• [Requirement] Copy every line of the data exactly, leaving nothing out.

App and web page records
● ● ● ●

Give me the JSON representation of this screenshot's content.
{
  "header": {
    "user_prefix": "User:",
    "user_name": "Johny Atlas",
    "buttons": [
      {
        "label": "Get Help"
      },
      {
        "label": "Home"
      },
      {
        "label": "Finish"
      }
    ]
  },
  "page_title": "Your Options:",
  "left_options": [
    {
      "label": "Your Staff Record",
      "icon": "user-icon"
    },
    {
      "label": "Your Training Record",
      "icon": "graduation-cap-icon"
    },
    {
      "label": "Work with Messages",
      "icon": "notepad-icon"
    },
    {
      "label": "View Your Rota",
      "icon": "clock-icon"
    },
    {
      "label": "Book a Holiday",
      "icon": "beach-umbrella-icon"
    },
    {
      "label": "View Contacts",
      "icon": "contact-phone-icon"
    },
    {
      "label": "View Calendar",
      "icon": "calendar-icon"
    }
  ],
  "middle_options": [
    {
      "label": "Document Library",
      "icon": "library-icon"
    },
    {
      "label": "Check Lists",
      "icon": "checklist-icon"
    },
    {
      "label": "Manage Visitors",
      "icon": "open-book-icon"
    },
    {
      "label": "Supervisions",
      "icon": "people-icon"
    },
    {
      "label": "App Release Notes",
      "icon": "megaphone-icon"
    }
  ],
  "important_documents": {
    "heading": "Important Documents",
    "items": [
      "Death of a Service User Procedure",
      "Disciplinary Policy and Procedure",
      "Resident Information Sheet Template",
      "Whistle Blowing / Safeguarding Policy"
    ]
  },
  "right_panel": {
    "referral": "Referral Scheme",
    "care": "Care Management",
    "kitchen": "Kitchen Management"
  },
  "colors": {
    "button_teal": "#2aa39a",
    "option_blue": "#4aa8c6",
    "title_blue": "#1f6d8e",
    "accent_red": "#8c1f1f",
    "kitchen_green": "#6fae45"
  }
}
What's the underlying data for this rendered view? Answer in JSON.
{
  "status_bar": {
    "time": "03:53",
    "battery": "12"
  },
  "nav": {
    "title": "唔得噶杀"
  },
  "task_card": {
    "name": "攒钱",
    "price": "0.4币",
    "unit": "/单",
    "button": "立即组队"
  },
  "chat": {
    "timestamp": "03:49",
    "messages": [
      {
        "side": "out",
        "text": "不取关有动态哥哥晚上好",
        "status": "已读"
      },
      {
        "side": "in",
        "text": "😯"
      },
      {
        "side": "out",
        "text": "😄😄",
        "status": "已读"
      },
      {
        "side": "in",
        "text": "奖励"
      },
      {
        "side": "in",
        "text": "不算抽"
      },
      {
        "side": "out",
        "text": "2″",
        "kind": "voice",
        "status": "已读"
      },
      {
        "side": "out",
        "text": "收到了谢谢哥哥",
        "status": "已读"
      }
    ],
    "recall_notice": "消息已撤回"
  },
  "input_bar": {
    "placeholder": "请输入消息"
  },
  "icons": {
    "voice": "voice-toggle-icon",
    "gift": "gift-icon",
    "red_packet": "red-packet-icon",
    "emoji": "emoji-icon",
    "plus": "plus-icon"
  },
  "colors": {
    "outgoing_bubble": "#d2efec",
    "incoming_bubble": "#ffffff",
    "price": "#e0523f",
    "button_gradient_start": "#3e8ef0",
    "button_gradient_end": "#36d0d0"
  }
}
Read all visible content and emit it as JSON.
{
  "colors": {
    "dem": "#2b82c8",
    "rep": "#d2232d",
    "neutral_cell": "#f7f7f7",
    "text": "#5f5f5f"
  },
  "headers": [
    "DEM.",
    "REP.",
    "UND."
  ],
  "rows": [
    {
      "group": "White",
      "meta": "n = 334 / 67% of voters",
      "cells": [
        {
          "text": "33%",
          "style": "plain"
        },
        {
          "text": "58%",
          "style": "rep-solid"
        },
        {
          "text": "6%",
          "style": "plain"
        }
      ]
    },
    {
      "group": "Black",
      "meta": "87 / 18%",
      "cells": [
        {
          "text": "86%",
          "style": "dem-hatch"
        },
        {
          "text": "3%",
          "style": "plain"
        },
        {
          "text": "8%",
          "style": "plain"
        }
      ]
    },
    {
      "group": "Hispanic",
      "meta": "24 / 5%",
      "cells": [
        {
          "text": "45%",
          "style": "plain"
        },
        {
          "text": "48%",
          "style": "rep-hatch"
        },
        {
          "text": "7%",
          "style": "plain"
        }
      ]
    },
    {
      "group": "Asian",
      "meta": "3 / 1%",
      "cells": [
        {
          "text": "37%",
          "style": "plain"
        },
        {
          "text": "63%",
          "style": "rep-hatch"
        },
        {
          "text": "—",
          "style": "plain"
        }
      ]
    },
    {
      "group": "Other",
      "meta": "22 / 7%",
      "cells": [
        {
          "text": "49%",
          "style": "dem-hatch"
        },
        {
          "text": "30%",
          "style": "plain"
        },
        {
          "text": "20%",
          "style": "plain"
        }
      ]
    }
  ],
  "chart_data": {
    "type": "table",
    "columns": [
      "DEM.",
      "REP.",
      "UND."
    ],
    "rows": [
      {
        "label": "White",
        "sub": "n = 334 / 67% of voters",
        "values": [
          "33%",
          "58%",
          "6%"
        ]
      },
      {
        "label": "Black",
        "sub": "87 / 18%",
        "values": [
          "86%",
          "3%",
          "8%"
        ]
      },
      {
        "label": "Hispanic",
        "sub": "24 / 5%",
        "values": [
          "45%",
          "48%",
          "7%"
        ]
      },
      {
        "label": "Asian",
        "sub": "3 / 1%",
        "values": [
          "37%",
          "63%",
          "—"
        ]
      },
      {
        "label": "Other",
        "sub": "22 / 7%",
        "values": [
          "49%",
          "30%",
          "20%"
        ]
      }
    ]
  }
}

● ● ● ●

• [Response]
Give me the JSON representation of this screenshot's content.
{
  "header": {
    "user_prefix": "User:",
    "user_name": "Johny Atlas",
    "buttons": [
      {
        "label": "Get Help"
      },
      {
        "label": "Home"
      },
      {
        "label": "Finish"
      }
    ]
  },
  "page_title": "Your Options:",
  "left_options": [
    {
      "label": "Your Staff Record",
      "icon": "user-icon"
    },
    {
      "label": "Your Training Record",
      "icon": "graduation-cap-icon"
    },
    {
      "label": "Work with Messages",
      "icon": "notepad-icon"
    },
    {
      "label": "View Your Rota",
      "icon": "clock-icon"
    },
    {
      "label": "Book a Holiday",
      "icon": "beach-umbrella-icon"
    },
    {
      "label": "View Contacts",
      "icon": "contact-phone-icon"
    },
    {
      "label": "View Calendar",
      "icon": "calendar-icon"
    }
  ],
  "middle_options": [
    {
      "label": "Document Library",
      "icon": "library-icon"
    },
    {
      "label": "Check Lists",
      "icon": "checklist-icon"
    },
    {
      "label": "Manage Visitors",
      "icon": "open-book-icon"
    },
    {
      "label": "Supervisions",
      "icon": "people-icon"
    },
    {
      "label": "App Release Notes",
      "icon": "megaphone-icon"
    }
  ],
  "important_documents": {
    "heading": "Important Documents",
    "items": [
      "Death of a Service User Procedure",
      "Disciplinary Policy and Procedure",
      "Resident Information Sheet Template",
      "Whistle Blowing / Safeguarding Policy"
    ]
  },
  "right_panel": {
    "referral": "Referral Scheme",
    "care": "Care Management",
    "kitchen": "Kitchen Management"
  },
  "colors": {
    "button_teal": "#2aa39a",
    "option_blue": "#4aa8c6",
    "title_blue": "#1f6d8e",
    "accent_red": "#8c1f1f",
    "kitchen_green": "#6fae45"
  }
}
What's the underlying data for this rendered view? Answer in JSON.
{
  "status_bar": {
    "time": "03:53",
    "battery": "12"
  },
  "nav": {
    "title": "唔得噶杀"
  },
  "task_card": {
    "name": "攒钱",
    "price": "0.4币",
    "unit": "/单",
    "button": "立即组队"
  },
  "chat": {
    "timestamp": "03:49",
    "messages": [
      {
        "side": "out",
        "text": "不取关有动态哥哥晚上好",
        "status": "已读"
      },
      {
        "side": "in",
        "text": "😯"
      },
      {
        "side": "out",
        "text": "😄😄",
        "status": "已读"
      },
      {
        "side": "in",
        "text": "奖励"
      },
      {
        "side": "in",
        "text": "不算抽"
      },
      {
        "side": "out",
        "text": "2″",
        "kind": "voice",
        "status": "已读"
      },
      {
        "side": "out",
        "text": "收到了谢谢哥哥",
        "status": "已读"
      }
    ],
    "recall_notice": "消息已撤回"
  },
  "input_bar": {
    "placeholder": "请输入消息"
  },
  "icons": {
    "voice": "voice-toggle-icon",
    "gift": "gift-icon",
    "red_packet": "red-packet-icon",
    "emoji": "emoji-icon",
    "plus": "plus-icon"
  },
  "colors": {
    "outgoing_bubble": "#d2efec",
    "incoming_bubble": "#ffffff",
    "price": "#e0523f",
    "button_gradient_start": "#3e8ef0",
    "button_gradient_end": "#36d0d0"
  }
}
Read all visible content and emit it as JSON.
{
  "colors": {
    "dem": "#2b82c8",
    "rep": "#d2232d",
    "neutral_cell": "#f7f7f7",
    "text": "#5f5f5f"
  },
  "headers": [
    "DEM.",
    "REP.",
    "UND."
  ],
  "rows": [
    {
      "group": "White",
      "meta": "n = 334 / 67% of voters",
      "cells": [
        {
          "text": "33%",
          "style": "plain"
        },
        {
          "text": "58%",
          "style": "rep-solid"
        },
        {
          "text": "6%",
          "style": "plain"
        }
      ]
    },
    {
      "group": "Black",
      "meta": "87 / 18%",
      "cells": [
        {
          "text": "86%",
          "style": "dem-hatch"
        },
        {
          "text": "3%",
          "style": "plain"
        },
        {
          "text": "8%",
          "style": "plain"
        }
      ]
    },
    {
      "group": "Hispanic",
      "meta": "24 / 5%",
      "cells": [
        {
          "text": "45%",
          "style": "plain"
        },
        {
          "text": "48%",
          "style": "rep-hatch"
        },
        {
          "text": "7%",
          "style": "plain"
        }
      ]
    },
    {
      "group": "Asian",
      "meta": "3 / 1%",
      "cells": [
        {
          "text": "37%",
          "style": "plain"
        },
        {
          "text": "63%",
          "style": "rep-hatch"
        },
        {
          "text": "—",
          "style": "plain"
        }
      ]
    },
    {
      "group": "Other",
      "meta": "22 / 7%",
      "cells": [
        {
          "text": "49%",
          "style": "dem-hatch"
        },
        {
          "text": "30%",
          "style": "plain"
        },
        {
          "text": "20%",
          "style": "plain"
        }
      ]
    }
  ],
  "chart_data": {
    "type": "table",
    "columns": [
      "DEM.",
      "REP.",
      "UND."
    ],
    "rows": [
      {
        "label": "White",
        "sub": "n = 334 / 67% of voters",
        "values": [
          "33%",
          "58%",
          "6%"
        ]
      },
      {
        "label": "Black",
        "sub": "87 / 18%",
        "values": [
          "86%",
          "3%",
          "8%"
        ]
      },
      {
        "label": "Hispanic",
        "sub": "24 / 5%",
        "values": [
          "45%",
          "48%",
          "7%"
        ]
      },
      {
        "label": "Asian",
        "sub": "3 / 1%",
        "values": [
          "37%",
          "63%",
          "—"
        ]
      },
      {
        "label": "Other",
        "sub": "22 / 7%",
        "values": [
          "49%",
          "30%",
          "20%"
        ]
      }
    ]
  }
}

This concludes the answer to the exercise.